Kneer admitted that the terms of engagement did not provide details of provision for suspension/termination of the agreement, details of insurance or information on complaints handling. The architects also accepted that all of this information ought to have been provided at the outset in accordance with the requirements of the Code
Standard 4.4 of the Architects Code 2017 states that an architect is expected to ensure that they enter into a written agreement with the client which adequately covers a number of matters including the scope of the work, who will be responsible for what and details of fees and/or the method of calculating fees. The architect is expected to enter into this written agreement with the client prior to undertaking any professional work. As a result of not providing written terms of engagement, Kneer did not provide adequate details as to:
• The contracting parties;
• The scope of the work;
• The fee or method of calculating it;
• Who will be responsible for what;
• Any constraints of limitations on the responsibilities of the parties;
• The provisions for suspension or termination of the agreement;
• A statement that the Respondent had adequate and appropriate insurance cover as specified by the ARB;
• Any complaints-handling procedure, including details of any special arrangements for resolving disputes.
Kneer accepted that it was necessary for him to provide adequate written terms of engagement for the project, as required under standard 4.4 of the Architects Code. The ARB held that a failure to provide adequate terms was ’serious because, as in this case, it can lead to the potential for misunderstanding and confusion about important matters such as who is responsible for which aspects of a project’.
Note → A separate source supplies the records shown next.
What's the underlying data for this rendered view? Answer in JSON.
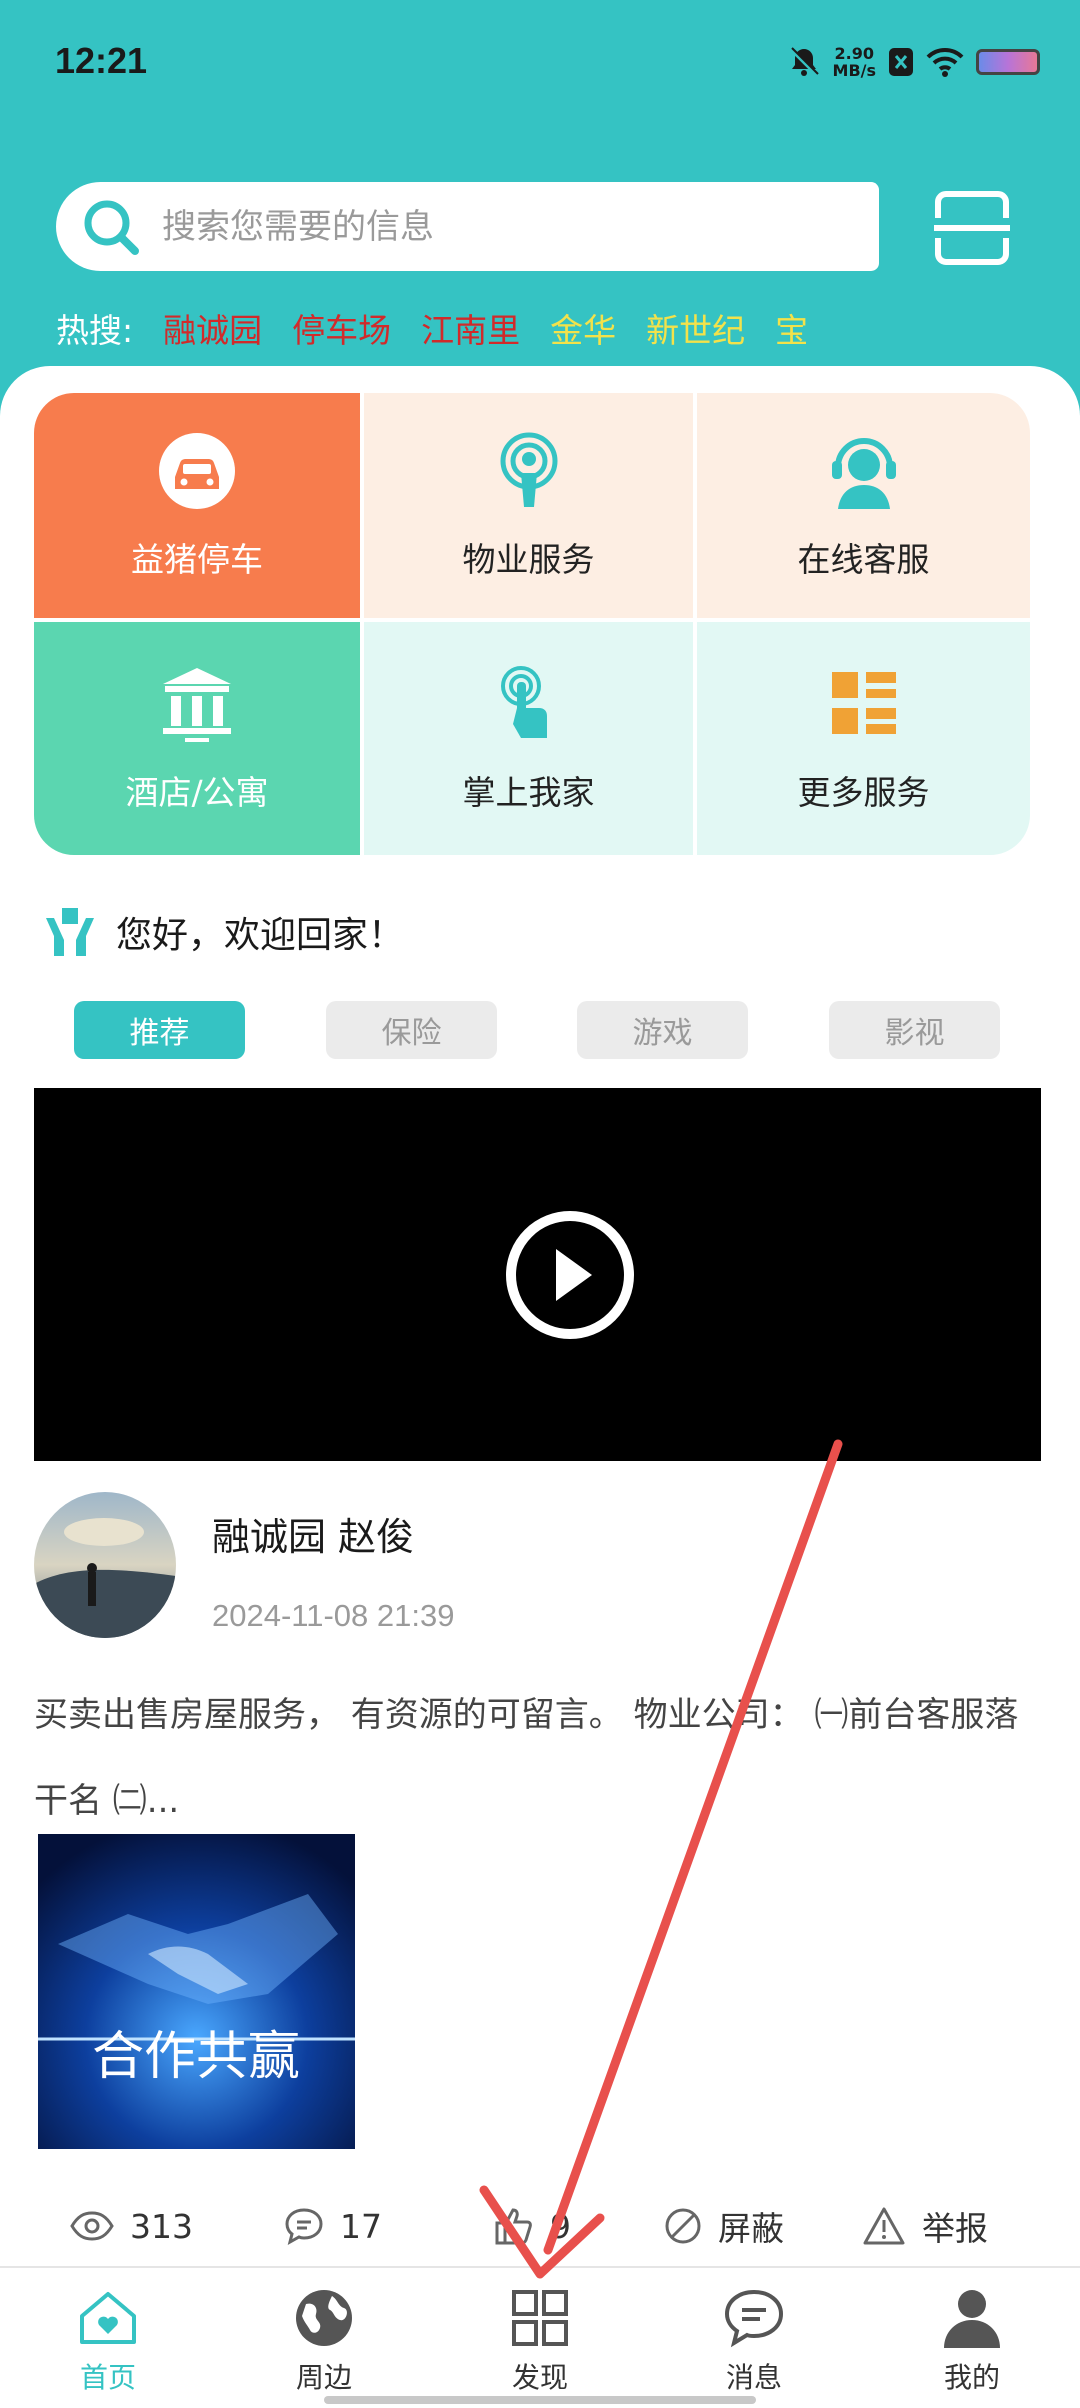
{
  "status_bar": {
    "time": "12:21",
    "net_speed_top": "2.90",
    "net_speed_unit": "MB/s"
  },
  "search": {
    "placeholder": "搜索您需要的信息"
  },
  "hot_search": {
    "label": "热搜:",
    "items": [
      {
        "text": "融诚园",
        "color": "#d12a2a"
      },
      {
        "text": "停车场",
        "color": "#d12a2a"
      },
      {
        "text": "江南里",
        "color": "#d12a2a"
      },
      {
        "text": "金华",
        "color": "#f3e24a"
      },
      {
        "text": "新世纪",
        "color": "#f3e24a"
      },
      {
        "text": "宝",
        "color": "#f3e24a"
      }
    ]
  },
  "services": [
    {
      "label": "益猪停车",
      "icon": "car-icon"
    },
    {
      "label": "物业服务",
      "icon": "broadcast-icon"
    },
    {
      "label": "在线客服",
      "icon": "headset-icon"
    },
    {
      "label": "酒店/公寓",
      "icon": "building-icon"
    },
    {
      "label": "掌上我家",
      "icon": "touch-icon"
    },
    {
      "label": "更多服务",
      "icon": "grid-list-icon"
    }
  ],
  "welcome": {
    "text": "您好，欢迎回家！"
  },
  "tabs": [
    {
      "label": "推荐",
      "active": true
    },
    {
      "label": "保险",
      "active": false
    },
    {
      "label": "游戏",
      "active": false
    },
    {
      "label": "影视",
      "active": false
    }
  ],
  "post": {
    "author": "融诚园 赵俊",
    "date": "2024-11-08 21:39",
    "text": "买卖出售房屋服务， 有资源的可留言。 物业公司： ㈠前台客服落干名 ㈡...",
    "image_text": "合作共赢",
    "views": "313",
    "comments": "17",
    "likes": "9",
    "block_label": "屏蔽",
    "report_label": "举报"
  },
  "bottom_nav": [
    {
      "label": "首页",
      "active": true
    },
    {
      "label": "周边",
      "active": false
    },
    {
      "label": "发现",
      "active": false
    },
    {
      "label": "消息",
      "active": false
    },
    {
      "label": "我的",
      "active": false
    }
  ],
  "colors": {
    "accent": "#35c3c3",
    "orange": "#f77c4d",
    "teal_tile": "#5bd6b0",
    "annotation_arrow": "#e8504c"
  }
}
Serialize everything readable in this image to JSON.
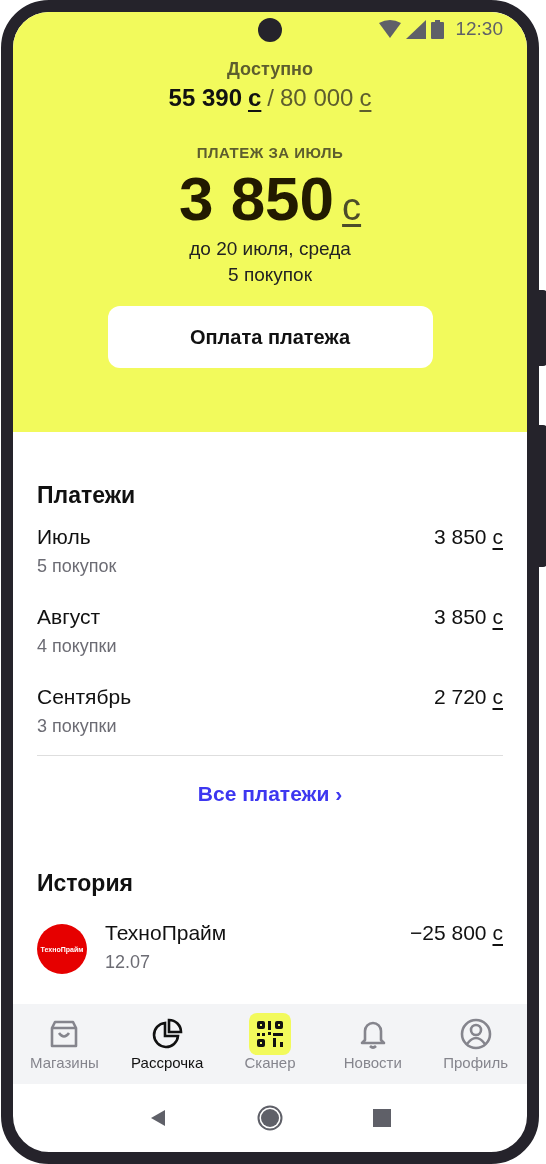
{
  "status_bar": {
    "time": "12:30"
  },
  "summary": {
    "label": "Доступно",
    "available": "55 390",
    "available_currency": "с",
    "separator": "/",
    "limit": "80 000",
    "limit_currency": "с"
  },
  "next_payment": {
    "label": "ПЛАТЕЖ ЗА ИЮЛЬ",
    "amount": "3 850",
    "currency": "с",
    "due": "до 20 июля, среда",
    "purchases": "5 покупок",
    "button": "Оплата платежа"
  },
  "payments": {
    "title": "Платежи",
    "rows": [
      {
        "month": "Июль",
        "purchases": "5 покупок",
        "amount": "3 850",
        "currency": "с"
      },
      {
        "month": "Август",
        "purchases": "4 покупки",
        "amount": "3 850",
        "currency": "с"
      },
      {
        "month": "Сентябрь",
        "purchases": "3 покупки",
        "amount": "2 720",
        "currency": "с"
      }
    ],
    "link": "Все платежи",
    "link_arrow": "›"
  },
  "history": {
    "title": "История",
    "items": [
      {
        "logo_text": "ТехноПрайм",
        "color": "#e60000",
        "name": "ТехноПрайм",
        "date": "12.07",
        "amount": "−25 800",
        "currency": "с"
      }
    ]
  },
  "tabs": [
    {
      "kind": "bag",
      "label": "Магазины",
      "selected": false
    },
    {
      "kind": "pie",
      "label": "Рассрочка",
      "selected": true
    },
    {
      "kind": "qr",
      "label": "Сканер",
      "selected": false
    },
    {
      "kind": "bell",
      "label": "Новости",
      "selected": false
    },
    {
      "kind": "person",
      "label": "Профиль",
      "selected": false
    }
  ]
}
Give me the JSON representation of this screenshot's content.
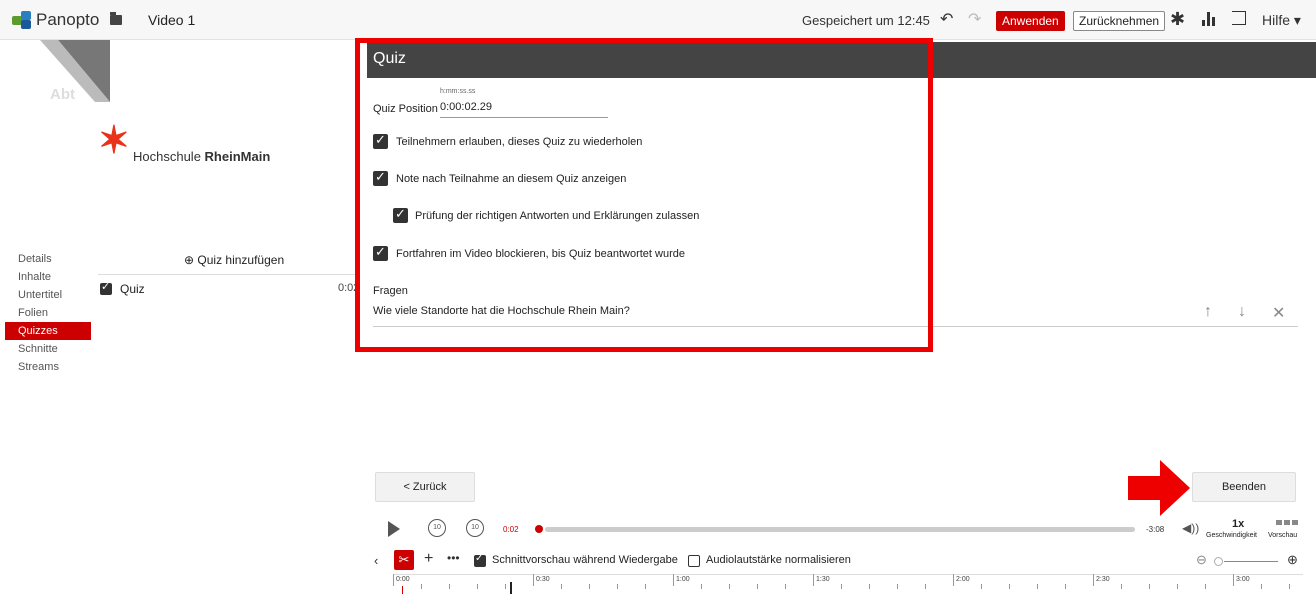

The client did not appear to understand the architect’s role and responsibilities in the project. The lack of terms of engagement seems to have led the client to misunderstand Kneer’s role and its limitations. While Kneer’s role in the project may have evolved over the timespan of the project, this was not recorded or agreed in writing.